What is Arbitration?

Arbitration is a method of dispute resolution that involves the use of an impartial third party, known as an arbitrator, to make a binding decision on the matter at hand. This process is often chosen as an alternative to litigation due to its efficiency, confidentiality, and flexibility.

When it comes to employment contracts, arbitration clauses are included to establish a predetermined method of resolving disputes. These clauses require both parties to submit any employment-related disputes to arbitration rather than pursuing legal action through the court system.

The Benefits of Arbitration in Employment Contracts

Arbitration in employment contracts offers several benefits for both employees and employers:

  1. Efficiency: Arbitration is generally faster and more streamlined than traditional litigation. The process can be scheduled at the convenience of the parties involved, reducing the time and costs associated with court proceedings.
  2. Confidentiality: Unlike court cases, arbitration proceedings are typically confidential. This ensures that sensitive information and disputes remain private, protecting the reputation and interests of both employees and employers.
  3. Flexibility: Arbitration allows parties to tailor the process to their specific needs. They can choose the arbitrator, location, and rules that govern the proceedings, providing a more customized approach to dispute resolution.
  4. Expertise: Arbitrators are often experts in employment law and have specific knowledge and experience in dealing with employment-related disputes. This expertise ensures that both parties receive a fair and knowledgeable decision-maker.

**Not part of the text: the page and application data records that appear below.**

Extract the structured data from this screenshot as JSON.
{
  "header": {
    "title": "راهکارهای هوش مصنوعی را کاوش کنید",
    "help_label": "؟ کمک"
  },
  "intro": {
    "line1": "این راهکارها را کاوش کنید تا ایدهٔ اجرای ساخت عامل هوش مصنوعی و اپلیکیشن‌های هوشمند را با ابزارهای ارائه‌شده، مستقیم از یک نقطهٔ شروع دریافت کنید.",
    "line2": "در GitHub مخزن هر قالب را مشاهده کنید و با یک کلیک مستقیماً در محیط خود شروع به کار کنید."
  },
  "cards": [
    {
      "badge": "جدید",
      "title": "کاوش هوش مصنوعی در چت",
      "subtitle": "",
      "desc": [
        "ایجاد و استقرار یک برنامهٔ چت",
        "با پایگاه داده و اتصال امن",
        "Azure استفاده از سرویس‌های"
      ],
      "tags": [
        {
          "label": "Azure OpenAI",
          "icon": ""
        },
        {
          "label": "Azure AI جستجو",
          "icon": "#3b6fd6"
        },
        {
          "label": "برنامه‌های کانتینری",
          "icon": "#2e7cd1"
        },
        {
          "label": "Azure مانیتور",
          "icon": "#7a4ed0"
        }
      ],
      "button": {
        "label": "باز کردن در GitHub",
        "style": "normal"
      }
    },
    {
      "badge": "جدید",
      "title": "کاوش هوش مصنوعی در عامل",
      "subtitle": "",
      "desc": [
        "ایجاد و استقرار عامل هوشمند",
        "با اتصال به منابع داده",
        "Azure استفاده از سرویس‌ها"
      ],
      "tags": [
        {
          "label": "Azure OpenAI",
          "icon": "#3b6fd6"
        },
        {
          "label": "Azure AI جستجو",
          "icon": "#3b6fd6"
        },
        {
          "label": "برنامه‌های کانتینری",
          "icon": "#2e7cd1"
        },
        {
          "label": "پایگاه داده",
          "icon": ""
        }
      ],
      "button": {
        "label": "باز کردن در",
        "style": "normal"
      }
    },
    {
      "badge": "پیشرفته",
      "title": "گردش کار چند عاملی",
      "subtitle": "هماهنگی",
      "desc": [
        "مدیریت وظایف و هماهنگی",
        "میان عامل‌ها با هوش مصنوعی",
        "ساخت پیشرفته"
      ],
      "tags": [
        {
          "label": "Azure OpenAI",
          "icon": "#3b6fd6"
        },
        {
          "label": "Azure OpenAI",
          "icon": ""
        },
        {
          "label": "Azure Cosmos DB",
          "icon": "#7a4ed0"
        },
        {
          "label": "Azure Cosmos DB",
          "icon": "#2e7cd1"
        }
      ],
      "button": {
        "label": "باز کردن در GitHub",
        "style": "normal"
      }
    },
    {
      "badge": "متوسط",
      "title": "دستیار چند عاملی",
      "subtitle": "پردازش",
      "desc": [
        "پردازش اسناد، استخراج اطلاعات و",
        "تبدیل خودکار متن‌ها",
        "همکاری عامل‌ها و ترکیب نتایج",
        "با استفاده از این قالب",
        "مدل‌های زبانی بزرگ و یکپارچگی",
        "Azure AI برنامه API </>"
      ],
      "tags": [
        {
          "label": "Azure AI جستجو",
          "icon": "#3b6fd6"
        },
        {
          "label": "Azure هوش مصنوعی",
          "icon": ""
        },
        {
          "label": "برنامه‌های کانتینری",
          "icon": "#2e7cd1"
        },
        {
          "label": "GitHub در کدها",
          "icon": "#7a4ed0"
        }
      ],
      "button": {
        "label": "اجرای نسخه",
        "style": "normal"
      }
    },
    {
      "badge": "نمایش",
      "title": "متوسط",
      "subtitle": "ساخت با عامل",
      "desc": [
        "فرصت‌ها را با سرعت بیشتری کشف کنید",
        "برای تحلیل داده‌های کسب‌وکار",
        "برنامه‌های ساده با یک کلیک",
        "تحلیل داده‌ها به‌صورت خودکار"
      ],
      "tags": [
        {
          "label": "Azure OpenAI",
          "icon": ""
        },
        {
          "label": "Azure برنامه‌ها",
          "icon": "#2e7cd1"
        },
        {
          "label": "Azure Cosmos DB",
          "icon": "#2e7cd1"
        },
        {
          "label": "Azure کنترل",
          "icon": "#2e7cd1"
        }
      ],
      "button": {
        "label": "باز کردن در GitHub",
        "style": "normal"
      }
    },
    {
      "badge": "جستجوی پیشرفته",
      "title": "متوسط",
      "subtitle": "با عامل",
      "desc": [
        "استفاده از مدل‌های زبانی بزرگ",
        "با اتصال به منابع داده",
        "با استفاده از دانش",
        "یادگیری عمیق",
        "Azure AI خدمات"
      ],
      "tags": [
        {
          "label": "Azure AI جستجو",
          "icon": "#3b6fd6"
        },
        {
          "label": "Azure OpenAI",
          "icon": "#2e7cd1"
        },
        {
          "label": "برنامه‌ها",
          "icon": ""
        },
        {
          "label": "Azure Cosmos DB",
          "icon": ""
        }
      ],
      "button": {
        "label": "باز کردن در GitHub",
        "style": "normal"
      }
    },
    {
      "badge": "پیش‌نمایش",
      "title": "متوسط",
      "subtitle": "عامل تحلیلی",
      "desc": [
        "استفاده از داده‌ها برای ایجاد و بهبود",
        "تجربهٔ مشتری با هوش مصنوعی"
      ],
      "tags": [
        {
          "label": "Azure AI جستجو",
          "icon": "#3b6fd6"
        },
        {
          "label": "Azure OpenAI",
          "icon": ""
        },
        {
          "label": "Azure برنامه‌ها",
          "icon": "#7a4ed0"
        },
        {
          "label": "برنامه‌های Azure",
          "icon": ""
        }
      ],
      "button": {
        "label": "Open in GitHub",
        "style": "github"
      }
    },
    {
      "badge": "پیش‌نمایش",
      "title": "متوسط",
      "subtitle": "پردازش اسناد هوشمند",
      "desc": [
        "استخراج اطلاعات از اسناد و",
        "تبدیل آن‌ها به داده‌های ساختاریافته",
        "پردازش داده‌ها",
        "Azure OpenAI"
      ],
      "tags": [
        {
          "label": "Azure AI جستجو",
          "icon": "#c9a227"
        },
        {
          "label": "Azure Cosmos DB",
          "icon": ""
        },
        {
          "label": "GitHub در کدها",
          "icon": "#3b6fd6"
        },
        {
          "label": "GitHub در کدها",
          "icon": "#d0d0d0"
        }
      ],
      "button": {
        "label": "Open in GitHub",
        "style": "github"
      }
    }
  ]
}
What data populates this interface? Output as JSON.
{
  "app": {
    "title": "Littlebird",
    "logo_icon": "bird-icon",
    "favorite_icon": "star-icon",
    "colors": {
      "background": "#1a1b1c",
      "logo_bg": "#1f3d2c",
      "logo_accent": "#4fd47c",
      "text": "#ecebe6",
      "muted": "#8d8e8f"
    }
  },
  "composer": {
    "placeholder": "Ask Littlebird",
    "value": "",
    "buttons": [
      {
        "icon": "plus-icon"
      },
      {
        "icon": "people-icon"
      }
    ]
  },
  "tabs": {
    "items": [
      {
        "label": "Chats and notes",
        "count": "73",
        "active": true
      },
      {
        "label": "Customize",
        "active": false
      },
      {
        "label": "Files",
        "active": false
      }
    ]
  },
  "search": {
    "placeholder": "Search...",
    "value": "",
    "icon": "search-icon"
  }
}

Ensuring Fairness in Arbitration

While arbitration can be a fair and efficient method of dispute resolution, it is crucial to ensure fairness for both employees and employers. Here are some key considerations:

  • Neutral Arbitrator Selection: It is essential to select an arbitrator who is impartial and unbiased. Both parties should have an opportunity to participate in the selection process to ensure fairness.
  • Transparency: Clear and transparent rules should govern the arbitration process. Both employees and employers should have a thorough understanding of the procedures, timelines, and potential outcomes.
  • Access to Information: Both parties should have equal access to relevant information and evidence to present their case effectively. This helps maintain a level playing field and ensures fairness in the decision-making process.
  • Enforcement of Awards: The final arbitration decision should be enforceable and binding on both parties. This ensures that the resolution reached through arbitration is respected and implemented by all involved.

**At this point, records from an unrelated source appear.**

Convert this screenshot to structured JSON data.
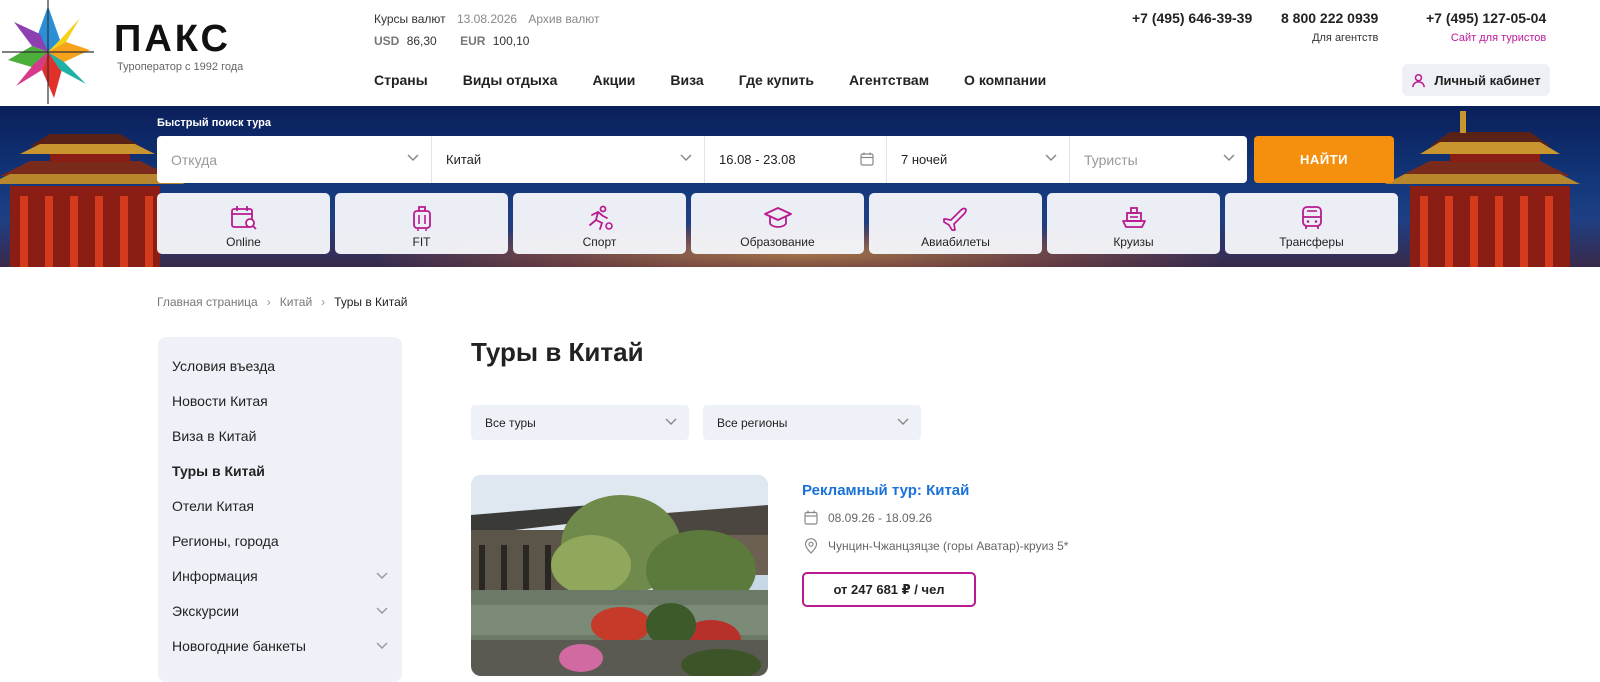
{
  "brand": {
    "name": "ПАКС",
    "tagline": "Туроператор с 1992 года"
  },
  "rates": {
    "label": "Курсы валют",
    "date": "13.08.2026",
    "archive": "Архив валют",
    "usd_code": "USD",
    "usd_value": "86,30",
    "eur_code": "EUR",
    "eur_value": "100,10"
  },
  "nav": [
    "Страны",
    "Виды отдыха",
    "Акции",
    "Виза",
    "Где купить",
    "Агентствам",
    "О компании"
  ],
  "phones": [
    {
      "number": "+7 (495) 646-39-39",
      "sub": ""
    },
    {
      "number": "8 800 222 0939",
      "sub": "Для агентств"
    },
    {
      "number": "+7 (495) 127-05-04",
      "sub": "Сайт для туристов"
    }
  ],
  "cabinet_label": "Личный кабинет",
  "search": {
    "label": "Быстрый поиск тура",
    "from_placeholder": "Откуда",
    "country": "Китай",
    "dates": "16.08 - 23.08",
    "nights": "7 ночей",
    "tourists_placeholder": "Туристы",
    "button": "НАЙТИ"
  },
  "categories": [
    {
      "label": "Online",
      "icon": "calendar-search-icon"
    },
    {
      "label": "FIT",
      "icon": "suitcase-icon"
    },
    {
      "label": "Спорт",
      "icon": "runner-icon"
    },
    {
      "label": "Образование",
      "icon": "graduation-cap-icon"
    },
    {
      "label": "Авиабилеты",
      "icon": "airplane-icon"
    },
    {
      "label": "Круизы",
      "icon": "ship-icon"
    },
    {
      "label": "Трансферы",
      "icon": "bus-icon"
    }
  ],
  "breadcrumbs": [
    "Главная страница",
    "Китай",
    "Туры в Китай"
  ],
  "sidebar": [
    {
      "label": "Условия въезда",
      "expandable": false
    },
    {
      "label": "Новости Китая",
      "expandable": false
    },
    {
      "label": "Виза в Китай",
      "expandable": false
    },
    {
      "label": "Туры в Китай",
      "expandable": false
    },
    {
      "label": "Отели Китая",
      "expandable": false
    },
    {
      "label": "Регионы, города",
      "expandable": false
    },
    {
      "label": "Информация",
      "expandable": true
    },
    {
      "label": "Экскурсии",
      "expandable": true
    },
    {
      "label": "Новогодние банкеты",
      "expandable": true
    }
  ],
  "page_title": "Туры в Китай",
  "filters": {
    "tours": "Все туры",
    "regions": "Все регионы"
  },
  "tour": {
    "title": "Рекламный тур: Китай",
    "dates": "08.09.26 - 18.09.26",
    "location": "Чунцин-Чжанцзяцзе (горы Аватар)-круиз 5*",
    "price": "от 247 681 ₽ / чел"
  },
  "colors": {
    "accent_pink": "#b81a8f",
    "link_blue": "#1a72d9",
    "button_orange": "#f4900e",
    "hero_blue": "#123679"
  }
}
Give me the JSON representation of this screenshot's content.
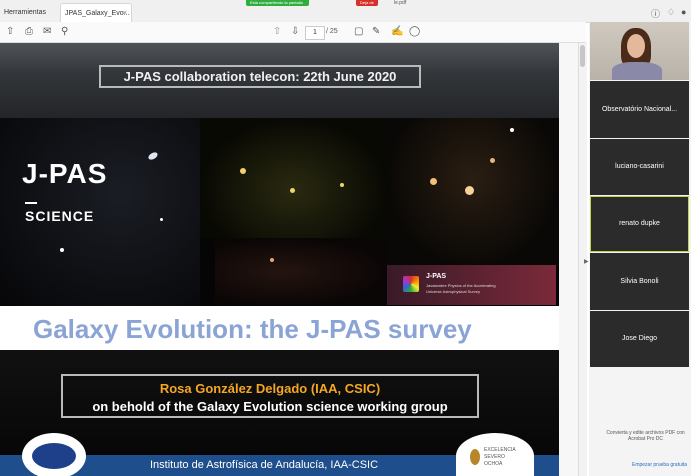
{
  "tabs": {
    "tools": "Herramientas",
    "document": "JPAS_Galaxy_Evo...",
    "close": "×"
  },
  "share_bar": {
    "sharing_text": "Está compartiendo la pantalla",
    "stop_text": "Deja de",
    "file_suffix": "le.pdf"
  },
  "toolbar": {
    "page_current": "1",
    "page_total": "/ 25"
  },
  "slide": {
    "telecon": "J-PAS collaboration telecon: 22th June 2020",
    "logo_title": "J-PAS",
    "logo_sub": "SCIENCE",
    "jpas_box_title": "J-PAS",
    "jpas_box_line1": "Javalambre Physics of the Accelerating",
    "jpas_box_line2": "Universe Astrophysical Survey",
    "title": "Galaxy Evolution: the J-PAS survey",
    "author": "Rosa González Delgado (IAA, CSIC)",
    "behalf": "on behold of the Galaxy Evolution science working group",
    "institute": "Instituto de Astrofísica de Andalucía, IAA-CSIC",
    "excellence_1": "EXCELENCIA",
    "excellence_2": "SEVERO",
    "excellence_3": "OCHOA"
  },
  "participants": [
    "Observatório Nacional...",
    "luciano-casarini",
    "renato dupke",
    "Silvia Bonoli",
    "Jose Diego"
  ],
  "promo": {
    "text": "Convierta y edite archivos PDF con Acrobat Pro DC",
    "link": "Empezar prueba gratuita"
  }
}
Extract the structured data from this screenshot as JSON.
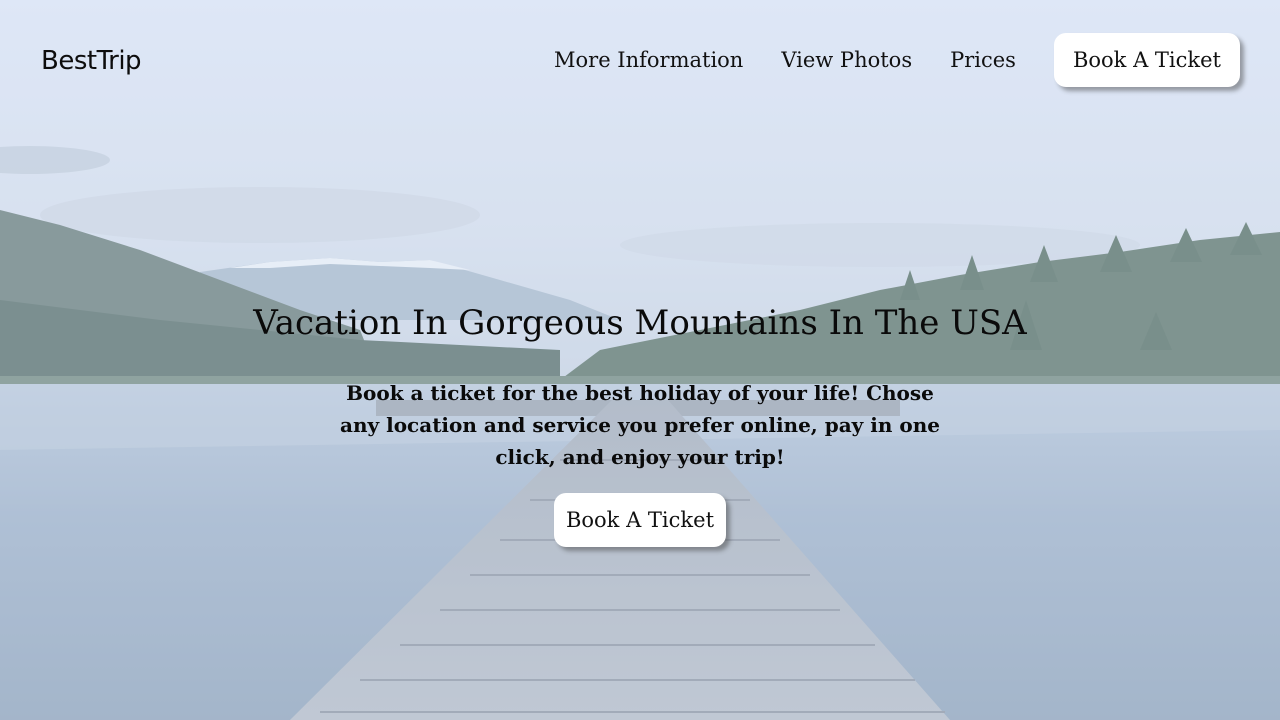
{
  "header": {
    "logo": "BestTrip",
    "nav": [
      {
        "label": "More Information"
      },
      {
        "label": "View Photos"
      },
      {
        "label": "Prices"
      }
    ],
    "cta_label": "Book A Ticket"
  },
  "hero": {
    "background": "mountain-lake-pier-photo",
    "title": "Vacation In Gorgeous Mountains In The USA",
    "text": "Book a ticket for the best holiday of your life! Chose any location and service you prefer online, pay in one click, and enjoy your trip!",
    "cta_label": "Book A Ticket"
  },
  "colors": {
    "button_bg": "#ffffff",
    "text": "#0a0a0a"
  }
}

FAQs – Frequently Asked Questions

Here are some frequently asked questions regarding arbitration in employment contracts:

  1. Q: What types of disputes can be resolved through arbitration?
  2. A: Employment-related disputes such as wrongful termination, discrimination, breach of contract, and wage disputes can be resolved through arbitration.

  3. Q: Can an employer force an employee to sign an arbitration agreement?
  4. A: While employers can include arbitration clauses in employment contracts, they cannot typically force an employee to sign such agreements. However, refusal to sign may have consequences, such as limiting future employment opportunities.

  5. Q: Is arbitration more cost-effective than litigation?
  6. A: Generally, arbitration can be more cost-effective than litigation due to its streamlined process and reduced legal fees. However, costs can vary depending on the complexity of the case and the chosen arbitrator.

  7. Q: Can arbitration decisions be appealed?
  8. A: In most cases, arbitration decisions are final and binding. However, limited avenues for appeal may exist in certain circumstances, such as when there is evidence of fraud, misconduct, or a violation of due process.

For further information on arbitration in employment contracts, you may refer to the following external resources:

1. Arbitration in Employment Contracts: A Comprehensive Guide

2. Understanding the Benefits of Arbitration for Employees and Employers

By incorporating arbitration clauses in employment contracts and ensuring fairness throughout the process, both employees and employers can benefit from a more efficient and confidential method of dispute resolution.